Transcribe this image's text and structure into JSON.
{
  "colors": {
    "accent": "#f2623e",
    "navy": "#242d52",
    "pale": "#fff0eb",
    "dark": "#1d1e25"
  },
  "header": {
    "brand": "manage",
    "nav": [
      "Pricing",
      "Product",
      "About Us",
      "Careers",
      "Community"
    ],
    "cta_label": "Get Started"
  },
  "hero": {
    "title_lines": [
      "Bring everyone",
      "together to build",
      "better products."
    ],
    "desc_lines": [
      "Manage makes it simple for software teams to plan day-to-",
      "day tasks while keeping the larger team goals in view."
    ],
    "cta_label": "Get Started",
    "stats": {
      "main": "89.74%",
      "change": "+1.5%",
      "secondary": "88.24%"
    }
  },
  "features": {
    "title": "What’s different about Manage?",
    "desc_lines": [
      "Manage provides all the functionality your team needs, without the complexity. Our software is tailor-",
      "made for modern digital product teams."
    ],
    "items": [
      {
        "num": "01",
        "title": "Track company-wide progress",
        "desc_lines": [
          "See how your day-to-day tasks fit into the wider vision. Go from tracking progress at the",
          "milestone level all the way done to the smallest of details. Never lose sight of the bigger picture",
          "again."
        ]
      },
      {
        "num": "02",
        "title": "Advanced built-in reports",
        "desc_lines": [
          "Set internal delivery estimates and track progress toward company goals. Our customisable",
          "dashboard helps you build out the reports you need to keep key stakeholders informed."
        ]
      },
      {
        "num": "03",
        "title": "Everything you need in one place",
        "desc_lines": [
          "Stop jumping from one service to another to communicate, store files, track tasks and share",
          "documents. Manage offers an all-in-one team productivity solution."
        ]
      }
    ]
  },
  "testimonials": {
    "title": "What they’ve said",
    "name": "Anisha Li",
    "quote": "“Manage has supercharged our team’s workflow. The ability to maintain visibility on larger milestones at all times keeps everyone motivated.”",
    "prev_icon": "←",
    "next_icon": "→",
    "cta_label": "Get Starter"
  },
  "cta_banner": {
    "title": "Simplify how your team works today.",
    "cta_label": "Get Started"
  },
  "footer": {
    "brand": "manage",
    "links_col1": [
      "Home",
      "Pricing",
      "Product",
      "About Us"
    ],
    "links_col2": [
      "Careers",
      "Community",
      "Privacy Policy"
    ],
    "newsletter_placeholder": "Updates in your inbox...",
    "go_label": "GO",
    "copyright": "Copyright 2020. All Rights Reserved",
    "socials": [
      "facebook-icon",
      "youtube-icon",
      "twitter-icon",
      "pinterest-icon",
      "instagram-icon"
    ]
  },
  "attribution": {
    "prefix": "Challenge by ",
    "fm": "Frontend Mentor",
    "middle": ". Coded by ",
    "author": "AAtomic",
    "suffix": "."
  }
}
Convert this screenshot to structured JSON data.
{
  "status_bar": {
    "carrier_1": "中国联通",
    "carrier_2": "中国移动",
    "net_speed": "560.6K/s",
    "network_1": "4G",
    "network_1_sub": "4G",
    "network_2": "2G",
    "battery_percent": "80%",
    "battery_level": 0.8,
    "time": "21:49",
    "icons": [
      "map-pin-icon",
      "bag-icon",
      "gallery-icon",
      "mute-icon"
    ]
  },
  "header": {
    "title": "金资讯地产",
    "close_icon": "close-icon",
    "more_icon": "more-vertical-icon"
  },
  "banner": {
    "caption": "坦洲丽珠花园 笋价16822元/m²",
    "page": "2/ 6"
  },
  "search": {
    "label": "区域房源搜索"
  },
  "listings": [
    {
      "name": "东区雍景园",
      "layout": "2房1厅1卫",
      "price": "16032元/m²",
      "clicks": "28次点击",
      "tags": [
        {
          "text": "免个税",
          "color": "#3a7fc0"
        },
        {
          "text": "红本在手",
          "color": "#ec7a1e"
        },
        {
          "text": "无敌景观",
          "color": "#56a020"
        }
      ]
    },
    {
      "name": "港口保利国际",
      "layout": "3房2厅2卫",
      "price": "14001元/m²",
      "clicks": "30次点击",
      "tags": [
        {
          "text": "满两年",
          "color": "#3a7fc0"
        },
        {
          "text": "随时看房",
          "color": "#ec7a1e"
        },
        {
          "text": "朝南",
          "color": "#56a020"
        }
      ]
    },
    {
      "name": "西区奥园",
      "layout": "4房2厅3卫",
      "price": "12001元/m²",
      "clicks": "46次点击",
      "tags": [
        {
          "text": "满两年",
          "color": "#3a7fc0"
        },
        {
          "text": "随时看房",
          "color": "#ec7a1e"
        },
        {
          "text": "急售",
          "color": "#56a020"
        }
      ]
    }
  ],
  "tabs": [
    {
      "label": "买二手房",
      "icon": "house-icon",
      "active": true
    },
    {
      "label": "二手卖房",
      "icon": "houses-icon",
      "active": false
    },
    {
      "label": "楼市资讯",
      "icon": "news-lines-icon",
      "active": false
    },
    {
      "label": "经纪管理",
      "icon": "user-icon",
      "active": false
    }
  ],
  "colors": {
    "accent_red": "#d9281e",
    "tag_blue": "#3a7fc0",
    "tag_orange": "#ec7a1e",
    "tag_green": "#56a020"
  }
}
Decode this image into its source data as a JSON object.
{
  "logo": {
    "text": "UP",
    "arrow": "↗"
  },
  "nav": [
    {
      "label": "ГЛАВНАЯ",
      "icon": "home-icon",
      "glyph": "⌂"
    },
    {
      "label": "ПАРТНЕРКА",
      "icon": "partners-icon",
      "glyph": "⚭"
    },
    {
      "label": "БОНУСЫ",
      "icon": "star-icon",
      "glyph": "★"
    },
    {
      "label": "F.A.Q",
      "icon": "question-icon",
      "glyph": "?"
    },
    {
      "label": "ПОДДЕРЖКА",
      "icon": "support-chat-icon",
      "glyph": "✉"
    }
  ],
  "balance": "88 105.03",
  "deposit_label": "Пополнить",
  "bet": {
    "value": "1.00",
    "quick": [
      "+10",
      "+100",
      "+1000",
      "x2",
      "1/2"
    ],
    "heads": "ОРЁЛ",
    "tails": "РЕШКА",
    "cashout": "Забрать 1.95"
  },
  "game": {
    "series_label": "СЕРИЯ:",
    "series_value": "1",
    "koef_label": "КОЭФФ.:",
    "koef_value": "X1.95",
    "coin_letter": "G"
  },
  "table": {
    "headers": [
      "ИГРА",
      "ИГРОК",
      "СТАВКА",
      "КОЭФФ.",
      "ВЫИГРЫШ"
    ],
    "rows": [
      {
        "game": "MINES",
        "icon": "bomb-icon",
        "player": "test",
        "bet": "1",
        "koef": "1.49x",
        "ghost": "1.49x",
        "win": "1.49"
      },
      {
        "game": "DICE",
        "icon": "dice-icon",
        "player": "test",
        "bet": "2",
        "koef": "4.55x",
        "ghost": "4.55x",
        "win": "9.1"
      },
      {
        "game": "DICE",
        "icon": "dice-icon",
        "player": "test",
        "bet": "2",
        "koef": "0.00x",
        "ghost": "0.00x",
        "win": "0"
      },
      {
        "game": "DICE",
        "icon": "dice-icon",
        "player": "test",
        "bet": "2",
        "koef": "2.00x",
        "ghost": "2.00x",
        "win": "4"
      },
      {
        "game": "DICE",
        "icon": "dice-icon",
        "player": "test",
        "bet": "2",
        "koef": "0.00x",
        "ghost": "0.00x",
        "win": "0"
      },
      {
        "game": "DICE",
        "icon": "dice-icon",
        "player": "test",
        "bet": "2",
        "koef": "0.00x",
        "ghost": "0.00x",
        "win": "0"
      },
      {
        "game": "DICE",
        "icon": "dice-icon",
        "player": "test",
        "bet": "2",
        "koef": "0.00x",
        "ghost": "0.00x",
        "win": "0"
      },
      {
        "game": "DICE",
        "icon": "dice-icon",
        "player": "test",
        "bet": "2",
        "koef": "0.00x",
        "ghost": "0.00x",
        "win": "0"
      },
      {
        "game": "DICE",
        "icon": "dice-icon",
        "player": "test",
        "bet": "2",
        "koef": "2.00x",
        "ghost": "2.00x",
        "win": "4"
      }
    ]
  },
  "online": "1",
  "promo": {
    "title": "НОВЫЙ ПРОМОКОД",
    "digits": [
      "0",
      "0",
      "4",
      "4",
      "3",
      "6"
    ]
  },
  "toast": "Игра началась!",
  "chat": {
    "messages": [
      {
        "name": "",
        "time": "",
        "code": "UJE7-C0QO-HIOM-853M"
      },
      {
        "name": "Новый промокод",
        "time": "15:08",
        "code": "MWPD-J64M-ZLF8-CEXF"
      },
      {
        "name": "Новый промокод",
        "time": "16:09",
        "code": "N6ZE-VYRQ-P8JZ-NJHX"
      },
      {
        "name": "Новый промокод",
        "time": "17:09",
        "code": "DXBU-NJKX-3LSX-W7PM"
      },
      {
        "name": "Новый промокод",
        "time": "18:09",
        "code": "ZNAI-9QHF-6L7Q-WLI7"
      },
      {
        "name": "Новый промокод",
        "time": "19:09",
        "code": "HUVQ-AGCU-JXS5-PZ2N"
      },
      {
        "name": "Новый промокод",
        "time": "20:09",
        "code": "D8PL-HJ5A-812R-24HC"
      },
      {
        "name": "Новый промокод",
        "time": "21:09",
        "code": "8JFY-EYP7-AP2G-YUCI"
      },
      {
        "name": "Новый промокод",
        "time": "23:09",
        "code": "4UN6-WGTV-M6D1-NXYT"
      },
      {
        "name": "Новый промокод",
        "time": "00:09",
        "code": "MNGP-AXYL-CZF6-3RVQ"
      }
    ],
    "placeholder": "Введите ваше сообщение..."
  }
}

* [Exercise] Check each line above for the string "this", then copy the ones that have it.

* [Result below]
Transcribe this image's text and structure into JSON.
Convert this screenshot to structured JSON data.
Decode this image into its source data as a JSON object.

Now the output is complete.